Don’t tuck the litter trays right into a corner. Cats don’t like to feel confined or closed in and having a litter tray against two walls can make kittens feel uneasy.

If you have other cats, your kitten may feel intimidated using the same litter tray or your older cat may be territorial of their preferred toileting spot. Add an additional tray somewhere else in the house so your kitten has other options.

Try changing the litter type you are using. If you have a fine grain, trying switching to wood chip or a larger grain litter. If your litter tray is covered, remove the lid or vice versa. A little trial and error will eventually hit on a sweet spot and your kitten will be a litter tray pro in no time!

How To Raise a Kitten to be Cuddly

Is your kitty crabby and you’d like to change that? While heredity influences a cat’s personality, you can raise a kitten that’s friendly and social even if you don’t know its early influences and experiences. If you’re looking to help your feline become a lap cat, here are five tips that can help you succeed.

Keep Calm

Sudden movements and aggressive actions scare cats and can make them stay away from you. Instead of sudden movements which might catch your kitten unaware, move slowly so your cat and kitten alike will feel comfortable with you being around. Even if you’ve been living together for some time, your kitten will appreciate some calmness which is at the core of basic feline manners.

Don’t stare

Cats don’t like eye contact and typically feel threatened by it. This is probably the fastest way to earn your kitten’s dislike and make them want to avoid you. Instead, slowly blink your eyes at him and watch for its reactions. The slow-blinking is a non-verbal statement that says “I love you” and if your cat responds with the same slow-blinking, it means your cat loves you. The slow blink is a kitty kiss without all the touchy-feely stuff. And if your cat walks toward you while purring and wriggling around your legs, it’s a sign that you’re getting it right.

Rub him/her the right way
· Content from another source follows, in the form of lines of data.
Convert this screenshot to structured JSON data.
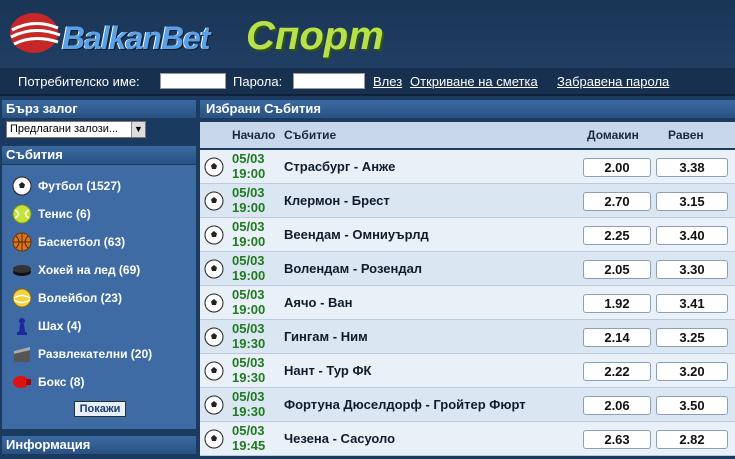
{
  "header": {
    "logo_name": "BalkanBet",
    "logo_sport": "Спорт"
  },
  "login": {
    "username_label": "Потребителско име:",
    "password_label": "Парола:",
    "login_link": "Влез",
    "open_account_link": "Откриване на сметка",
    "forgot_password_link": "Забравена парола"
  },
  "sidebar": {
    "quick_bet_title": "Бърз залог",
    "quick_bet_select": "Предлагани залози...",
    "events_title": "Събития",
    "sports": [
      {
        "label": "Футбол (1527)",
        "icon": "football-icon"
      },
      {
        "label": "Тенис (6)",
        "icon": "tennis-icon"
      },
      {
        "label": "Баскетбол (63)",
        "icon": "basketball-icon"
      },
      {
        "label": "Хокей на лед (69)",
        "icon": "hockey-puck-icon"
      },
      {
        "label": "Волейбол (23)",
        "icon": "volleyball-icon"
      },
      {
        "label": "Шах (4)",
        "icon": "chess-pawn-icon"
      },
      {
        "label": "Развлекателни (20)",
        "icon": "entertainment-icon"
      },
      {
        "label": "Бокс (8)",
        "icon": "boxing-glove-icon"
      }
    ],
    "show_button": "Покажи",
    "info_title": "Информация"
  },
  "main": {
    "title": "Избрани Събития",
    "columns": {
      "start": "Начало",
      "event": "Събитие",
      "home": "Домакин",
      "draw": "Равен"
    },
    "events": [
      {
        "date": "05/03",
        "time": "19:00",
        "event": "Страсбург - Анже",
        "home": "2.00",
        "draw": "3.38"
      },
      {
        "date": "05/03",
        "time": "19:00",
        "event": "Клермон - Брест",
        "home": "2.70",
        "draw": "3.15"
      },
      {
        "date": "05/03",
        "time": "19:00",
        "event": "Веендам - Омниуърлд",
        "home": "2.25",
        "draw": "3.40"
      },
      {
        "date": "05/03",
        "time": "19:00",
        "event": "Волендам - Розендал",
        "home": "2.05",
        "draw": "3.30"
      },
      {
        "date": "05/03",
        "time": "19:00",
        "event": "Аячо - Ван",
        "home": "1.92",
        "draw": "3.41"
      },
      {
        "date": "05/03",
        "time": "19:30",
        "event": "Гингам - Ним",
        "home": "2.14",
        "draw": "3.25"
      },
      {
        "date": "05/03",
        "time": "19:30",
        "event": "Нант - Тур ФК",
        "home": "2.22",
        "draw": "3.20"
      },
      {
        "date": "05/03",
        "time": "19:30",
        "event": "Фортуна Дюселдорф - Гройтер Фюрт",
        "home": "2.06",
        "draw": "3.50"
      },
      {
        "date": "05/03",
        "time": "19:45",
        "event": "Чезена - Сасуоло",
        "home": "2.63",
        "draw": "2.82"
      }
    ]
  }
}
Kittens and cats have the way and places they want to be touched, and when done right, it can help your feline pet become cuddly. The best spots to scratch are between the ears, beneath the chin, and that sweet spot between the eyes. Don’t forget to also stroke them along the spine as it can help you gain some extra points too.  Meanwhile, avoid the belly and base of the tail area as kitties and cats do not like being petted or scratched around those parts. Many cats feel uncomfortable when their tummy is at risk, even if you’re not a threat. The reason is that cats release scents off their odor from their tail glands which they don’t like to pick up from us even though they like to perfume us with glands on their heads and face. Perhaps, the glands at the base of the tail have certain uses for other cats, and their perfume isn’t meant for you.

Bond through grooming
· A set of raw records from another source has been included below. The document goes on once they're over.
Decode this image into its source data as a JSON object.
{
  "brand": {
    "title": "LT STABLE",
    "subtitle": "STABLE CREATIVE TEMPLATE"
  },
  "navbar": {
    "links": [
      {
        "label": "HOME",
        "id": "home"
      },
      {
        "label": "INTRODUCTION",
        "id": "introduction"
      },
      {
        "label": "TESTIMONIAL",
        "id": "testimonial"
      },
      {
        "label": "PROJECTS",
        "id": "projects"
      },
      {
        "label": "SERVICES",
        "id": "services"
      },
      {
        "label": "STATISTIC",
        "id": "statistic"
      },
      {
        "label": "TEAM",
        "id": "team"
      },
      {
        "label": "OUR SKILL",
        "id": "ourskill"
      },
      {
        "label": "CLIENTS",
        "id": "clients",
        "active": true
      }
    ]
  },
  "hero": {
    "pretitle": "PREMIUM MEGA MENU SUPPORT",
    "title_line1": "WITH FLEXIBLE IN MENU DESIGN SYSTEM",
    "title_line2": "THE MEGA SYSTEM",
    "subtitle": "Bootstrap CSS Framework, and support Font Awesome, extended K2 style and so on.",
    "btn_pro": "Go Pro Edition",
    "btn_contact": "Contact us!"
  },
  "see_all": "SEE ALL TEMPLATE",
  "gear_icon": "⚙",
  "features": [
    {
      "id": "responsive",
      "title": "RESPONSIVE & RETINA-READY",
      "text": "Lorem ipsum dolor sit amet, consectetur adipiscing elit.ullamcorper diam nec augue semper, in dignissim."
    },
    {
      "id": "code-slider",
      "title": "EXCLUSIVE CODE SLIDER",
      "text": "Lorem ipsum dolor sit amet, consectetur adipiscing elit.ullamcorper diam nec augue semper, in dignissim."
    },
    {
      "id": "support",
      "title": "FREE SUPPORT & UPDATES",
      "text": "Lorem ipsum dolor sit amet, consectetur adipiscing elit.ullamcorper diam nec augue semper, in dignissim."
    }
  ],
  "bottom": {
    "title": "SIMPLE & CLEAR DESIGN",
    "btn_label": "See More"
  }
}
Grooming is another way to gain your cat’s favoritism. Grooming is a social thing among felines as they do it to themselves and each other. Your cat will probably enjoy it if you rub him tenderly and in rhythmic movements while talking to them in a soft voice. Make sure you watch for your cat’s reactions to know if it is enjoying your attention. If you see your kitten’s tail twitching or he stands up and walks away, it’s a sign that it’s enough.

Bribe your feline: Cats do not mind you showing them the love that goes through the belly or stomach tract. Always go around with some cat food stick treats so you can reward your feline whenever he approaches you.
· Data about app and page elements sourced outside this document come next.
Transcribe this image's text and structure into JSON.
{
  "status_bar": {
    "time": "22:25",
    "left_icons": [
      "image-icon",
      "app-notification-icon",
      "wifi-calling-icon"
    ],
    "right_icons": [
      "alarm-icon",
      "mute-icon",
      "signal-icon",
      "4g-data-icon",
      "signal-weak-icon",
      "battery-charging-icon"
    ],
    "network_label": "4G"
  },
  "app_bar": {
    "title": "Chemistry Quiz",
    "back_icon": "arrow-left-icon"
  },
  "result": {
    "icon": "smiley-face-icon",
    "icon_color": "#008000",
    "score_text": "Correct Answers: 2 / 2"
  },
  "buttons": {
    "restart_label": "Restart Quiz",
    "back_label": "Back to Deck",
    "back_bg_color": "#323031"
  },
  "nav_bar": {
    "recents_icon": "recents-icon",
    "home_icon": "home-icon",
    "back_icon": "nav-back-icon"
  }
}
While you’re trying out these tips, keep in mind not to force petting on your kitty.  Research suggests that cats can become more stressed when they reluctantly allow people to stroke them than cats who avoid being petted at all. Perhaps, the most important nugget while training your cat is patience, and remember to observe their reactions to your petting.